## Data extract
++++++++

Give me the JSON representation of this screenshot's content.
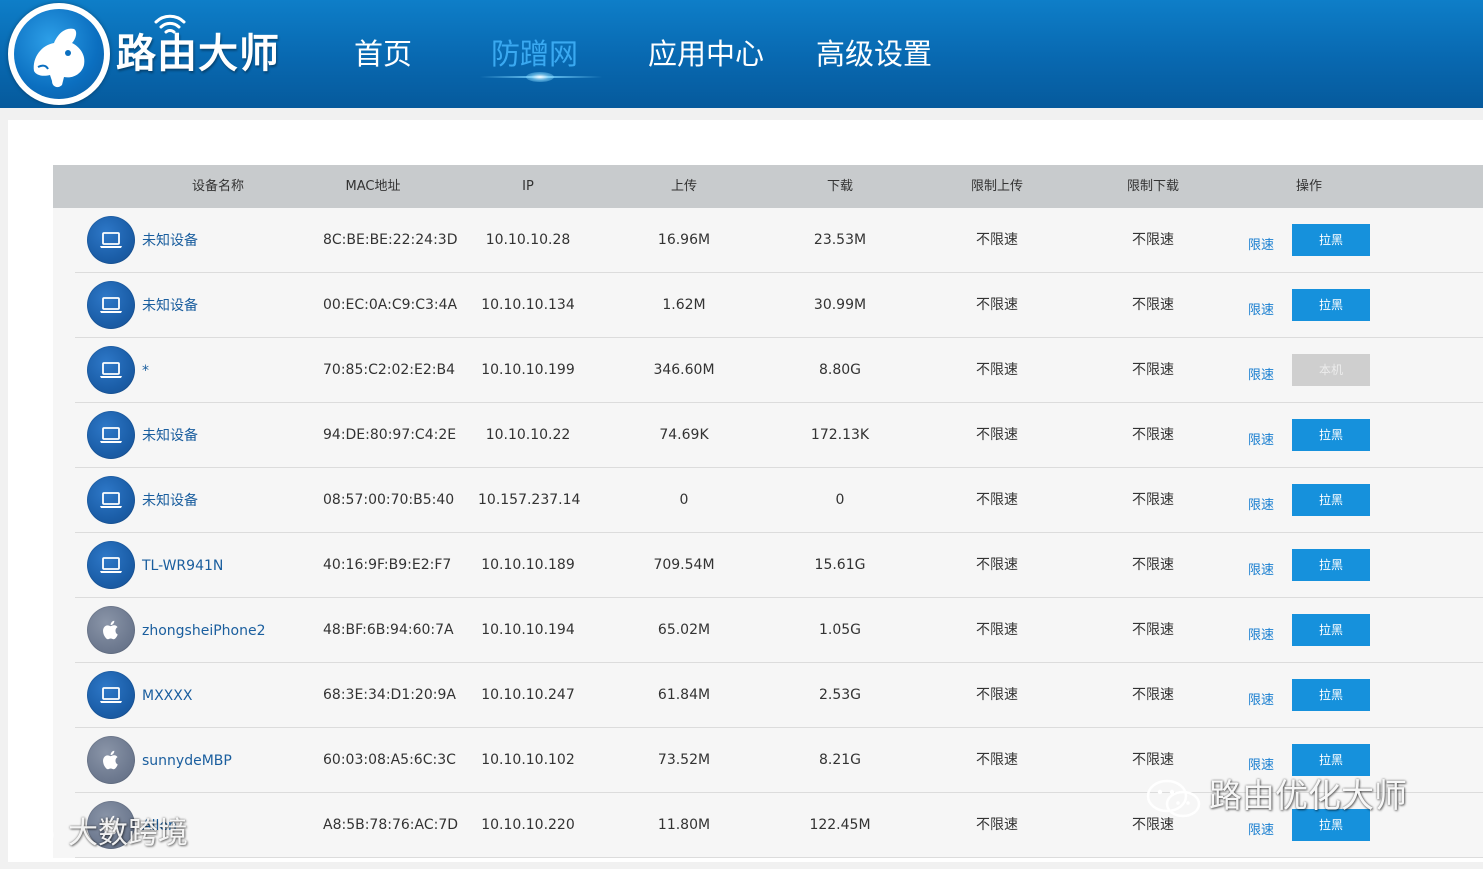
{
  "app": {
    "brand": "路由大师"
  },
  "nav": [
    {
      "label": "首页",
      "active": false
    },
    {
      "label": "防蹭网",
      "active": true
    },
    {
      "label": "应用中心",
      "active": false
    },
    {
      "label": "高级设置",
      "active": false
    }
  ],
  "table": {
    "headers": [
      "设备名称",
      "MAC地址",
      "IP",
      "上传",
      "下载",
      "限制上传",
      "限制下载",
      "操作"
    ],
    "rows": [
      {
        "icon": "laptop-icon",
        "name": "未知设备",
        "mac": "8C:BE:BE:22:24:3D",
        "ip": "10.10.10.28",
        "upload": "16.96M",
        "download": "23.53M",
        "limit_up": "不限速",
        "limit_down": "不限速",
        "limit_link": "限速",
        "action": "拉黑",
        "action_disabled": false
      },
      {
        "icon": "laptop-icon",
        "name": "未知设备",
        "mac": "00:EC:0A:C9:C3:4A",
        "ip": "10.10.10.134",
        "upload": "1.62M",
        "download": "30.99M",
        "limit_up": "不限速",
        "limit_down": "不限速",
        "limit_link": "限速",
        "action": "拉黑",
        "action_disabled": false
      },
      {
        "icon": "laptop-icon",
        "name": "*",
        "mac": "70:85:C2:02:E2:B4",
        "ip": "10.10.10.199",
        "upload": "346.60M",
        "download": "8.80G",
        "limit_up": "不限速",
        "limit_down": "不限速",
        "limit_link": "限速",
        "action": "本机",
        "action_disabled": true
      },
      {
        "icon": "laptop-icon",
        "name": "未知设备",
        "mac": "94:DE:80:97:C4:2E",
        "ip": "10.10.10.22",
        "upload": "74.69K",
        "download": "172.13K",
        "limit_up": "不限速",
        "limit_down": "不限速",
        "limit_link": "限速",
        "action": "拉黑",
        "action_disabled": false
      },
      {
        "icon": "laptop-icon",
        "name": "未知设备",
        "mac": "08:57:00:70:B5:40",
        "ip": "10.157.237.14",
        "upload": "0",
        "download": "0",
        "limit_up": "不限速",
        "limit_down": "不限速",
        "limit_link": "限速",
        "action": "拉黑",
        "action_disabled": false
      },
      {
        "icon": "laptop-icon",
        "name": "TL-WR941N",
        "mac": "40:16:9F:B9:E2:F7",
        "ip": "10.10.10.189",
        "upload": "709.54M",
        "download": "15.61G",
        "limit_up": "不限速",
        "limit_down": "不限速",
        "limit_link": "限速",
        "action": "拉黑",
        "action_disabled": false
      },
      {
        "icon": "apple-icon",
        "name": "zhongsheiPhone2",
        "mac": "48:BF:6B:94:60:7A",
        "ip": "10.10.10.194",
        "upload": "65.02M",
        "download": "1.05G",
        "limit_up": "不限速",
        "limit_down": "不限速",
        "limit_link": "限速",
        "action": "拉黑",
        "action_disabled": false
      },
      {
        "icon": "laptop-icon",
        "name": "MXXXX",
        "mac": "68:3E:34:D1:20:9A",
        "ip": "10.10.10.247",
        "upload": "61.84M",
        "download": "2.53G",
        "limit_up": "不限速",
        "limit_down": "不限速",
        "limit_link": "限速",
        "action": "拉黑",
        "action_disabled": false
      },
      {
        "icon": "apple-icon",
        "name": "sunnydeMBP",
        "mac": "60:03:08:A5:6C:3C",
        "ip": "10.10.10.102",
        "upload": "73.52M",
        "download": "8.21G",
        "limit_up": "不限速",
        "limit_down": "不限速",
        "limit_link": "限速",
        "action": "拉黑",
        "action_disabled": false
      },
      {
        "icon": "apple-icon",
        "name": "Allen",
        "mac": "A8:5B:78:76:AC:7D",
        "ip": "10.10.10.220",
        "upload": "11.80M",
        "download": "122.45M",
        "limit_up": "不限速",
        "limit_down": "不限速",
        "limit_link": "限速",
        "action": "拉黑",
        "action_disabled": false
      }
    ]
  },
  "watermarks": {
    "left": "大数跨境",
    "right": "路由优化大师"
  },
  "colors": {
    "header": "#0868b0",
    "nav_active": "#3aa9f1",
    "action_button": "#1691dc",
    "action_disabled": "#cfcfcf",
    "device_name": "#1a5e9e"
  }
}
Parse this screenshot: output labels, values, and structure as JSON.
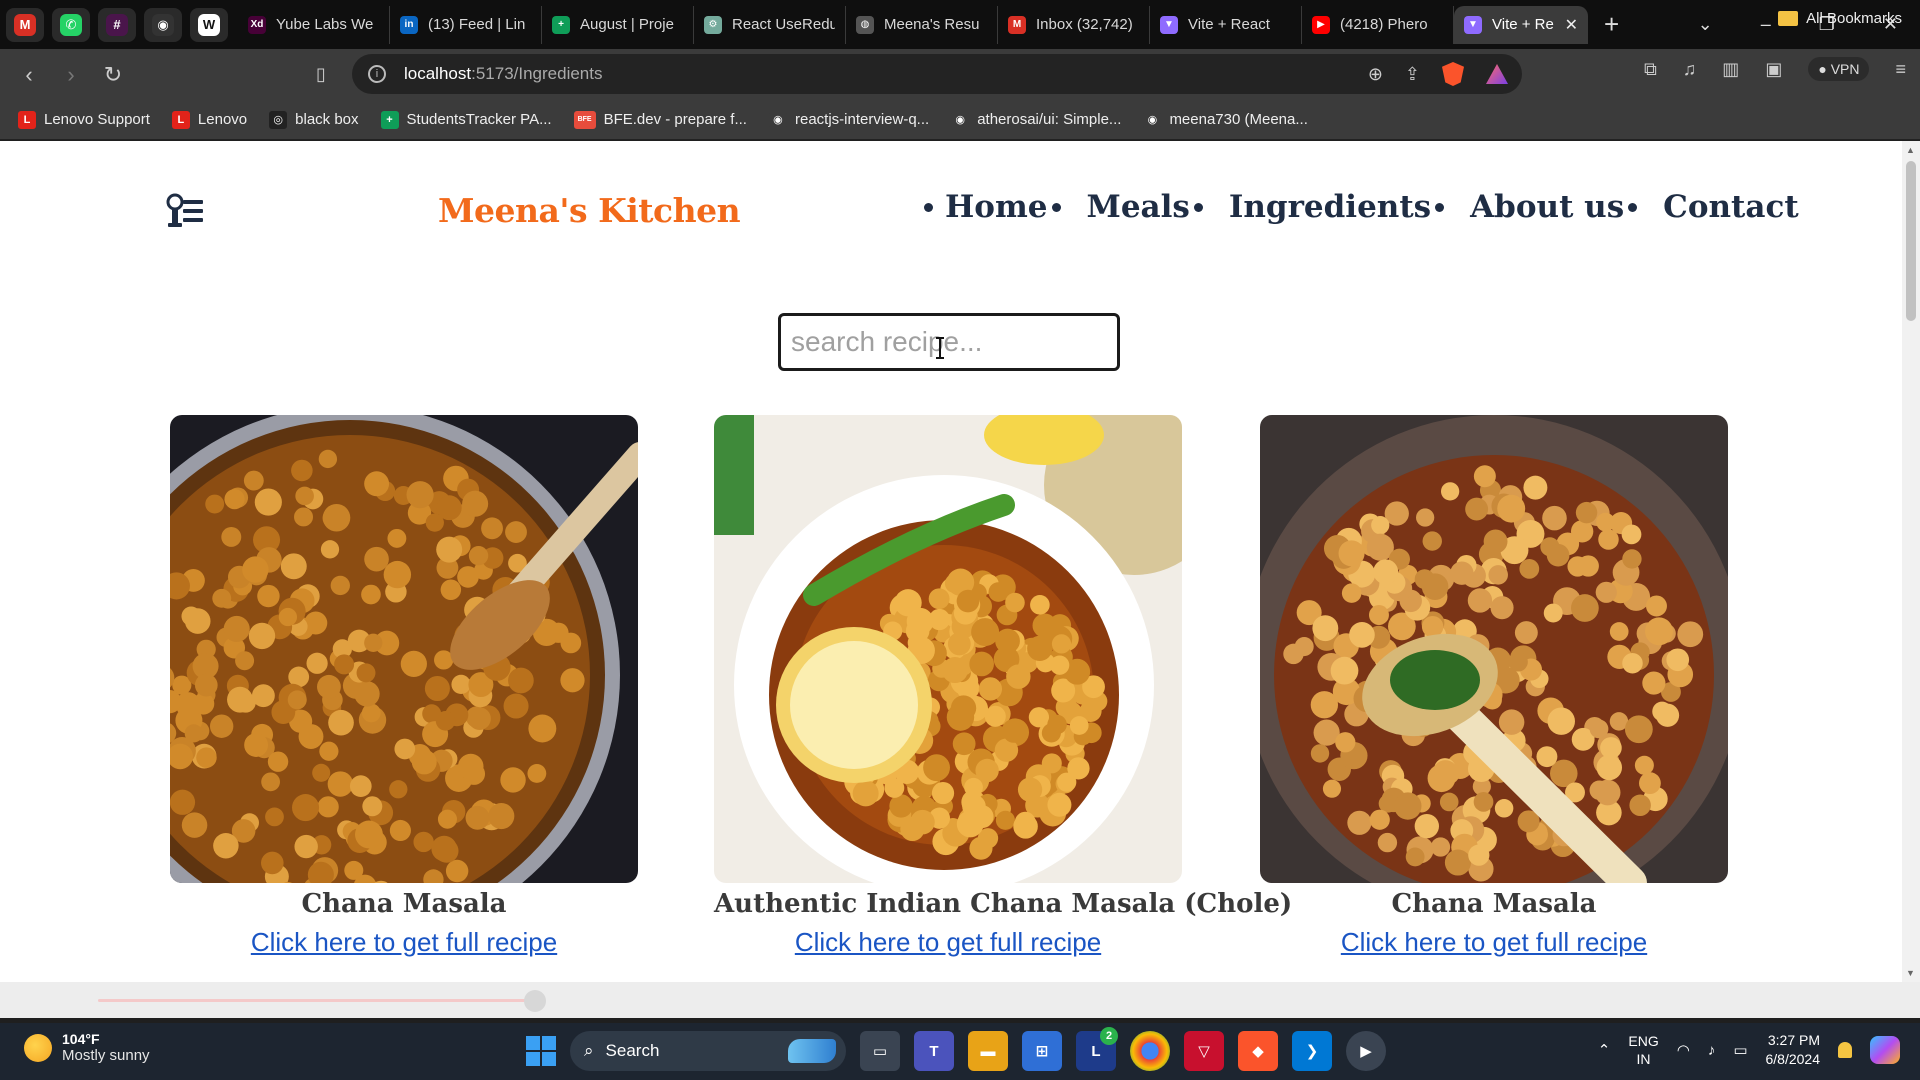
{
  "browser": {
    "pinned_tabs": [
      {
        "icon": "gmail-icon",
        "letter": "M",
        "color": "#d93025"
      },
      {
        "icon": "whatsapp-icon",
        "letter": "✆",
        "color": "#25d366"
      },
      {
        "icon": "slack-icon",
        "letter": "#",
        "color": "#4a154b"
      },
      {
        "icon": "github-icon",
        "letter": "◉",
        "color": "#333333"
      },
      {
        "icon": "wordle-icon",
        "letter": "W",
        "color": "#ffffff"
      }
    ],
    "tabs": [
      {
        "title": "Yube Labs We",
        "icon": "xd-icon",
        "color": "#470137",
        "glyph": "Xd"
      },
      {
        "title": "(13) Feed | Lin",
        "icon": "linkedin-icon",
        "color": "#0a66c2",
        "glyph": "in"
      },
      {
        "title": "August | Proje",
        "icon": "sheets-icon",
        "color": "#0f9d58",
        "glyph": "+"
      },
      {
        "title": "React UseRedu",
        "icon": "openai-icon",
        "color": "#74aa9c",
        "glyph": "⚙"
      },
      {
        "title": "Meena's Resu",
        "icon": "globe-icon",
        "color": "#555555",
        "glyph": "◍"
      },
      {
        "title": "Inbox (32,742)",
        "icon": "gmail-icon",
        "color": "#d93025",
        "glyph": "M"
      },
      {
        "title": "Vite + React",
        "icon": "vite-icon",
        "color": "#8f6bff",
        "glyph": "▼"
      },
      {
        "title": "(4218) Phero",
        "icon": "youtube-icon",
        "color": "#ff0000",
        "glyph": "▶"
      }
    ],
    "active_tab": {
      "title": "Vite + Re",
      "icon": "vite-icon",
      "color": "#8f6bff",
      "glyph": "▼"
    },
    "url_host": "localhost",
    "url_path": ":5173/Ingredients",
    "vpn_label": "VPN",
    "bookmarks": [
      {
        "label": "Lenovo Support",
        "icon": "lenovo-icon",
        "color": "#e2231a",
        "glyph": "L"
      },
      {
        "label": "Lenovo",
        "icon": "lenovo-icon",
        "color": "#e2231a",
        "glyph": "L"
      },
      {
        "label": "black box",
        "icon": "blackbox-icon",
        "color": "#222222",
        "glyph": "◎"
      },
      {
        "label": "StudentsTracker PA...",
        "icon": "sheets-icon",
        "color": "#0f9d58",
        "glyph": "+"
      },
      {
        "label": "BFE.dev - prepare f...",
        "icon": "bfe-icon",
        "color": "#e74c3c",
        "glyph": "BFE"
      },
      {
        "label": "reactjs-interview-q...",
        "icon": "github-icon",
        "color": "#3b3b3b",
        "glyph": "◉"
      },
      {
        "label": "atherosai/ui: Simple...",
        "icon": "github-icon",
        "color": "#3b3b3b",
        "glyph": "◉"
      },
      {
        "label": "meena730 (Meena...",
        "icon": "github-icon",
        "color": "#3b3b3b",
        "glyph": "◉"
      }
    ],
    "all_bookmarks": "All Bookmarks"
  },
  "site": {
    "brand": "Meena's Kitchen",
    "nav": [
      "Home",
      "Meals",
      "Ingredients",
      "About us",
      "Contact"
    ],
    "search_placeholder": "search recipe...",
    "accent": "#f26a1b",
    "nav_color": "#1f2d44",
    "recipes": [
      {
        "title": "Chana Masala",
        "link": "Click here to get full recipe"
      },
      {
        "title": "Authentic Indian Chana Masala (Chole)",
        "link": "Click here to get full recipe"
      },
      {
        "title": "Chana Masala",
        "link": "Click here to get full recipe"
      }
    ]
  },
  "taskbar": {
    "temperature": "104°F",
    "weather": "Mostly sunny",
    "search_label": "Search",
    "lang_top": "ENG",
    "lang_bottom": "IN",
    "time": "3:27 PM",
    "date": "6/8/2024",
    "badge": "2"
  }
}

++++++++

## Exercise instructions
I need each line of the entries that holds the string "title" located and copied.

## Task answer
        "title": "Yube Labs We",
        "title": "(13) Feed | Lin",
        "title": "August | Proje",
        "title": "React UseRedu",
        "title": "Meena's Resu",
        "title": "Inbox (32,742)",
        "title": "Vite + React",
        "title": "(4218) Phero",
      "title": "Vite + Re",
        "title": "Chana Masala",
        "title": "Authentic Indian Chana Masala (Chole)",
        "title": "Chana Masala",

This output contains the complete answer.